+ Free website analysis

+ SEO for Vocalists

Learn methods to optimize your web presence here: search engine optimization for singers.


When discussing social media strategy for artists, Ok, honestly, is your social media profile contributing to the growth of your fan base? You probably have thoughtfully created material with attention to great material but if no one knows about you, you’ll struggle to grow a fan base. Singers just beginning spend too much time concentrating on self-promotion. And for most, the main communications or marketing method they use is social media, but the problem is that this is a conversation that is one-direction, leaving fans without any way to engage, other than making a purchase. Every post turns into a desperate version of “buy my stuff!” While sales ought to be an objective, developing your brand and engaging your fans in a natural way is the ultimate goal. Check out the newartistmodel.com for more resources.

70 percent of your social content ought to enhance your brand.

The largest bulk of your material needs to be focused on your message and brand. Maybe your brand is dark, on the other hand your character is with a funny attribute. Blend the two in a manner that offers your fans a view into your personality. Try publishing a photo of you belting in the studio, or composing a genuine note of thanks to your supporters. Don’t forget, your fans want to get into your life, so usher them behind the scenes. Show them the exciting, boring, and even the mundane aspects of your day/life. Get them engaged with your social network. Facebook. Google+. Tumblr. Pinterest. Instagram. Twitter.

20% of your social media material should be shared from and for other artists.

If an artist welcomed you to perform with them in Douglas, let your followers in Arizona know about it. Build relationships with other musicians, vocalists and influencers, and you’ll develop a powerful network through social media. Think of these artists as amplifiers of your brand. As an up-and-coming artist, you’re constantly gigging with other groups and collaborating with musicians, freelance professional photographers, sound technicians, graphic designers, etc. Utilize this 20% of your social focus to deepen these important relationships. All you need is the right artist at the perfect time to tweet about you, and that contract you’ve been seeking maybe waiting in your email. Read how Twitter and Rolling Stone are curating live music gigs.

10 percent of the content needs to be self-promoting.
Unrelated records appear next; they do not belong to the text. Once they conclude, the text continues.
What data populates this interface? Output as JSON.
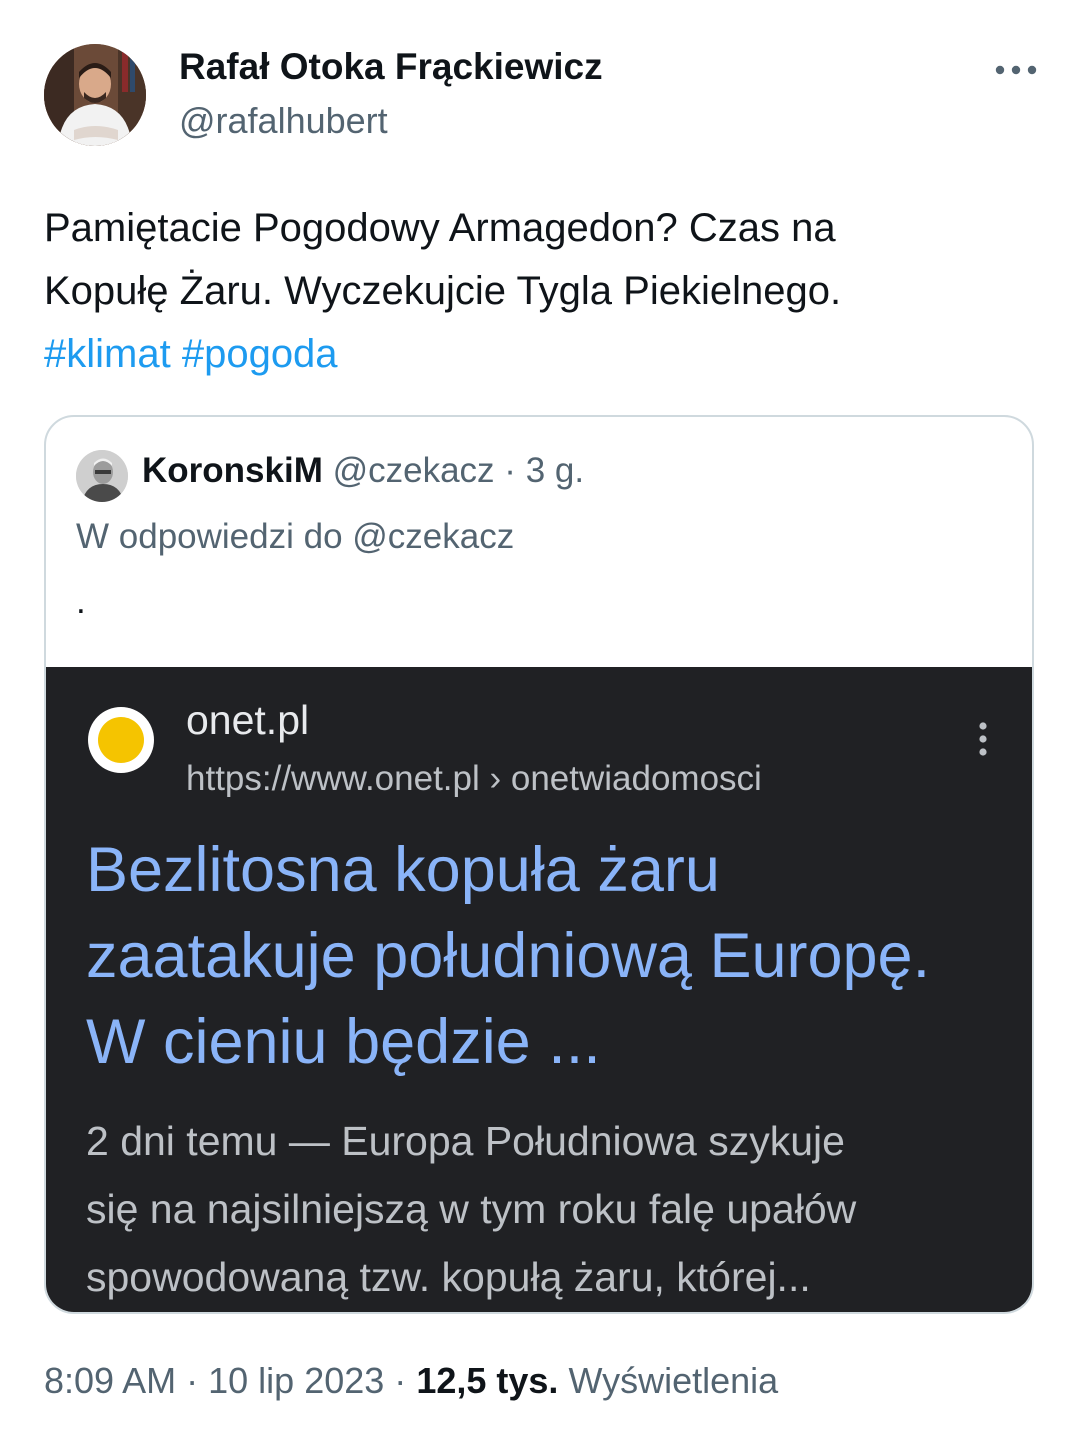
{
  "author": {
    "name": "Rafał Otoka Frąckiewicz",
    "handle": "@rafalhubert"
  },
  "tweet": {
    "text_line1": "Pamiętacie Pogodowy Armagedon?  Czas na",
    "text_line2": "Kopułę Żaru. Wyczekujcie Tygla Piekielnego.",
    "hashtags": [
      "#klimat",
      "#pogoda"
    ]
  },
  "quote": {
    "name": "KoronskiM",
    "handle": "@czekacz",
    "separator": "·",
    "time": "3 g.",
    "reply_prefix": "W odpowiedzi do",
    "reply_to": "@czekacz",
    "text": "."
  },
  "embedded_result": {
    "site_name": "onet.pl",
    "url": "https://www.onet.pl › onetwiadomosci",
    "title_lines": [
      "Bezlitosna kopuła żaru",
      "zaatakuje południową Europę.",
      "W cieniu będzie ..."
    ],
    "snippet_lines": [
      "2 dni temu — Europa Południowa szykuje",
      "się na najsilniejszą w tym roku falę upałów",
      "spowodowaną tzw. kopułą żaru, której..."
    ]
  },
  "footer": {
    "time": "8:09 AM",
    "separator": "·",
    "date": "10 lip 2023",
    "views_count": "12,5 tys.",
    "views_label": "Wyświetlenia"
  },
  "icons": {
    "more": "more-horizontal-icon",
    "result_menu": "more-vertical-icon"
  },
  "colors": {
    "link": "#1d9bf0",
    "secondary_text": "#536471",
    "result_title": "#8ab4f8",
    "result_background": "#202124",
    "site_logo": "#f5c400"
  }
}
Los Angeles based artist Flying Lotus put up a live-stream while playing the recording of latest album, You’re Dead. With Facebook Live, YouTube Live, Instagram, and Snapchat, the options for live video streaming leave no excuse for not doing this. Flying Lotus then continued to live-tweet throughout the entire album about cool, intriguing truths that no one would have caught, such as the story behind why he utilized a particular sample or the rap artist he originally wanted for a certain beat.


Managing social networking requires dedication, however it can be fun. It’s a great method to communicate with your audience. The band Korn is just one example of an artist who has built a loyal fan base by engaging fans beyond their music, as this video shows.
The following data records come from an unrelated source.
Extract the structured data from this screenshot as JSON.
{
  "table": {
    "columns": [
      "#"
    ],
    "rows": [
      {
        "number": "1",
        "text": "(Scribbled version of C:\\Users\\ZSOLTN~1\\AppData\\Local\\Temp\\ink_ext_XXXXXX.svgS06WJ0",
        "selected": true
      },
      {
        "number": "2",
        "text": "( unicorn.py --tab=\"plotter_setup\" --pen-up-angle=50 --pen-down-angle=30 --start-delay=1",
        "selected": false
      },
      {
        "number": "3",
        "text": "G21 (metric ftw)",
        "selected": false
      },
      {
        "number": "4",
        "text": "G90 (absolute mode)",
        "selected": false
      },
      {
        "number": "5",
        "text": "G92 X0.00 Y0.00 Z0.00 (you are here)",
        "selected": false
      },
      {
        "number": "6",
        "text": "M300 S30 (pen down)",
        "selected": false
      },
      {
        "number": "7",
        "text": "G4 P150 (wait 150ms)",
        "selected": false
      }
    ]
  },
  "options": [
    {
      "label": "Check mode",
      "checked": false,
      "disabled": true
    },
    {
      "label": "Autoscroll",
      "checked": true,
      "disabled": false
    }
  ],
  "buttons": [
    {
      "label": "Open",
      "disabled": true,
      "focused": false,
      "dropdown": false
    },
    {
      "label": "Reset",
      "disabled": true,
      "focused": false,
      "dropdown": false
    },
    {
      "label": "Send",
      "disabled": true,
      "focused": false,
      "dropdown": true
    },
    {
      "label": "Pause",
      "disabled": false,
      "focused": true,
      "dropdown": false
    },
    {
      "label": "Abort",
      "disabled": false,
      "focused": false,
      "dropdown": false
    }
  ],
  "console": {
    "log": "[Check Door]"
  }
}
The content you release should be comprehensive and fun, but it must build to the story behind your band and your career. UK indie electronic act the double x does a amazing job with sharing video of their adventures on the road along with hanging out with friends. Their fans discover this material to be unique and fun, while at the same time it shows the individual character of the band.


If you are struggling with the business of music, be sure to read this
post. Social strategies must always include SEO. Get more information here.

Social media marketing is about interacting with your audience, not at them. Everyone has that good friend who shamelessly puts his or her self-promotion into your social media status reports, and it gets annoying. It’s true, you have to tell individuals about what you’re doing, but it doesn’t have to be one-way. Bring your fans into the discussion, don’t alienate them.


Bottom line, with social, do not overdo self-promotion, use it moderately. Say you have 10 Facebook posts over two weeks, you should make 7 or so relevant to your image, approximately two about a separate job that you are involved with, and 1 or 2 an explicit CTA to purchase your product. This content mix provides flexibility and the opportunity to be creative with your online voice.

I hope that you found the seventy-twenty-ten rule useful. Examples of social posts you should be making:

+ Sharing a new album release from a artist you visited with.

+ Sharing details about a brand-new side project one of your band member is launching.

+ Publishing an event hosted by a location who has reserved you or your band.

This content shouldn’t be arbitrary. You have to really believe in exactly what you’re sharing. Whatever you share publicly returns to your brand. If you post about an unimportant project, your fans may question the consistency of your voice.